If you’re technical, a little work through FTP or the database can clean this up quickly.

If not, a backup always comes in handy.

Trouble is, doesn’t offer any backups on their first few hosting tiers.

A few other hosts, like FastComet, will include daily backups on even their cheapest plan. They’ll store up to 30 days worth off-site so you can roll back to an earlier version within a single click.

Not even having that option on a less expensive plan is a little disappointing. Pricing, Hosting Plans & Quick Facts pricing and plans

Here’s a quick overview of the hosting plans offered by

  • Starter:’s cheapest plan starts at only $2.45/month and includes a website builder, SSL, unlimited email accounts, and a single database.
  • Professional: The next step up expands your site’s storage from 25 to 100GB and includes multiple databases, in addition to the other standard features. Starts at $4.99/month. Unfortunately, you still only get a single domain.
  • Professional Plus: A current promotion makes their third offer just slightly more expensive than their Professional option at only $6.99/month. This one doubles your storage and finally includes the backup and restore functionality. Probably your best value with
  • Business: The top-tier plan tops the charts at $11.99/month. But it includes pretty much everything you’d need for a business website.

More about Hosting24:

  • Free domain? It’s free for the first year.
  • Ease of Signup: Easy signup process.
  • Payment Methods: Major credit cards and PayPal accepted.
  • Hidden Fees and Clauses: According to their Terms of Service, “Traffic is basically unlimited. However, traffic must be normal in nature and not disrupt that of other customers. If a customer’s traffic disrupts that of others, reserves the right to close the customer’s web space without notice and/or make a separate charge for the traffic. reserves the absolute right to decide whether or not traffic is excessive. On closure of a web space, no refund will be made of any subscription paid in advance.”
  • Upsells: A few upsells and high renewal fees for extra products.
  • Account Activation: Fast account activation.
  • Control Panel and Dashboard Experience: cPanel.
  • Installation of Apps and CMSs (WordPress, Joomla, etc.): 1-click install tool to easily install popular apps and CMSs.

Do We Recommend started strong. Their average page speeds were pretty good. Support options were also fast, which is impressive given their large, worldwide footprint.

And we liked the fact that they threw in some extra stuff, like unlimited email accounts, SSL certificate, and website builder.

No backups for their lower plans was a bummer.

But the real deal breaker was the terrible uptime.
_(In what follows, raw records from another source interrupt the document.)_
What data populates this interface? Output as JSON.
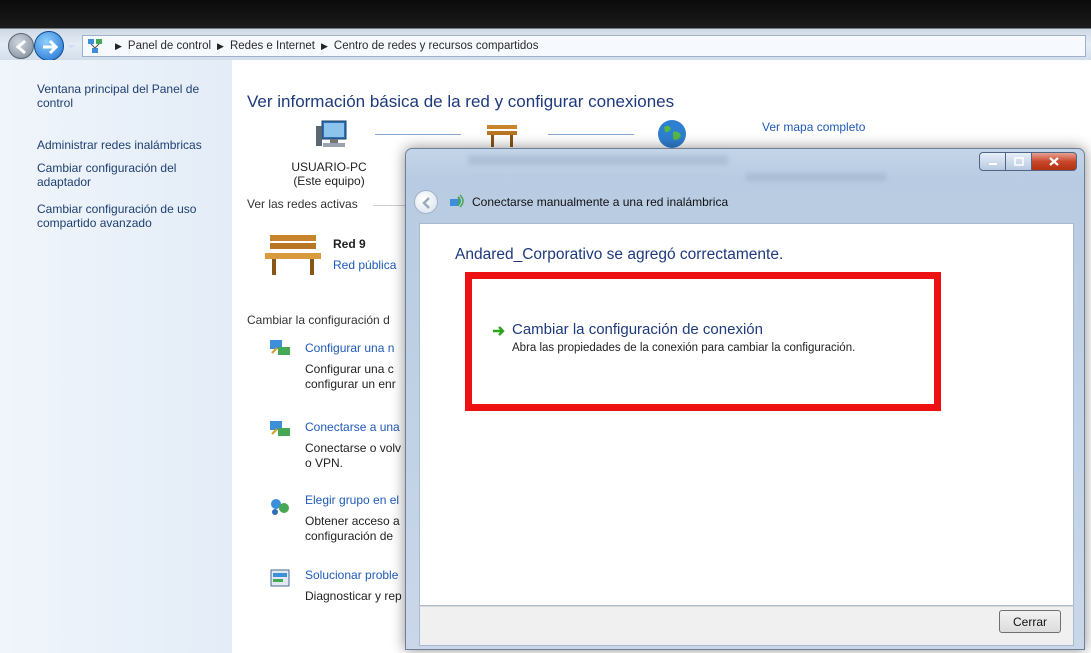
{
  "address_bar": {
    "crumbs": [
      "Panel de control",
      "Redes e Internet",
      "Centro de redes y recursos compartidos"
    ]
  },
  "left_pane": {
    "links": [
      "Ventana principal del Panel de control",
      "Administrar redes inalámbricas",
      "Cambiar configuración del adaptador",
      "Cambiar configuración de uso compartido avanzado"
    ]
  },
  "main": {
    "title": "Ver información básica de la red y configurar conexiones",
    "map_link": "Ver mapa completo",
    "pc_name": "USUARIO-PC",
    "pc_desc": "(Este equipo)",
    "active_networks_label": "Ver las redes activas",
    "network": {
      "name": "Red 9",
      "type": "Red pública"
    },
    "change_settings_label": "Cambiar la configuración d",
    "tasks": [
      {
        "link": "Configurar una n",
        "desc": [
          "Configurar una c",
          "configurar un enr"
        ]
      },
      {
        "link": "Conectarse a una",
        "desc": [
          "Conectarse o volv",
          "o VPN."
        ]
      },
      {
        "link": "Elegir grupo en el",
        "desc": [
          "Obtener acceso a",
          "configuración de"
        ]
      },
      {
        "link": "Solucionar proble",
        "desc": [
          "Diagnosticar y rep"
        ]
      }
    ]
  },
  "dialog": {
    "wizard_title": "Conectarse manualmente a una red inalámbrica",
    "success_message": "Andared_Corporativo se agregó correctamente.",
    "command_title": "Cambiar la configuración de conexión",
    "command_desc": "Abra las propiedades de la conexión para cambiar la configuración.",
    "close_button": "Cerrar",
    "highlight_color": "#ee1111"
  }
}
Our site was down a full business day in March.

That’s just not good enough at the end of the day. Therefore, unfortunately, we can’t recommend 

P.S. Click here to view the best performing hosts that posted both fast speeds and solid uptime.

Do you have any personal experience with – positive or negative? If so, please leave a transparent and honest review below!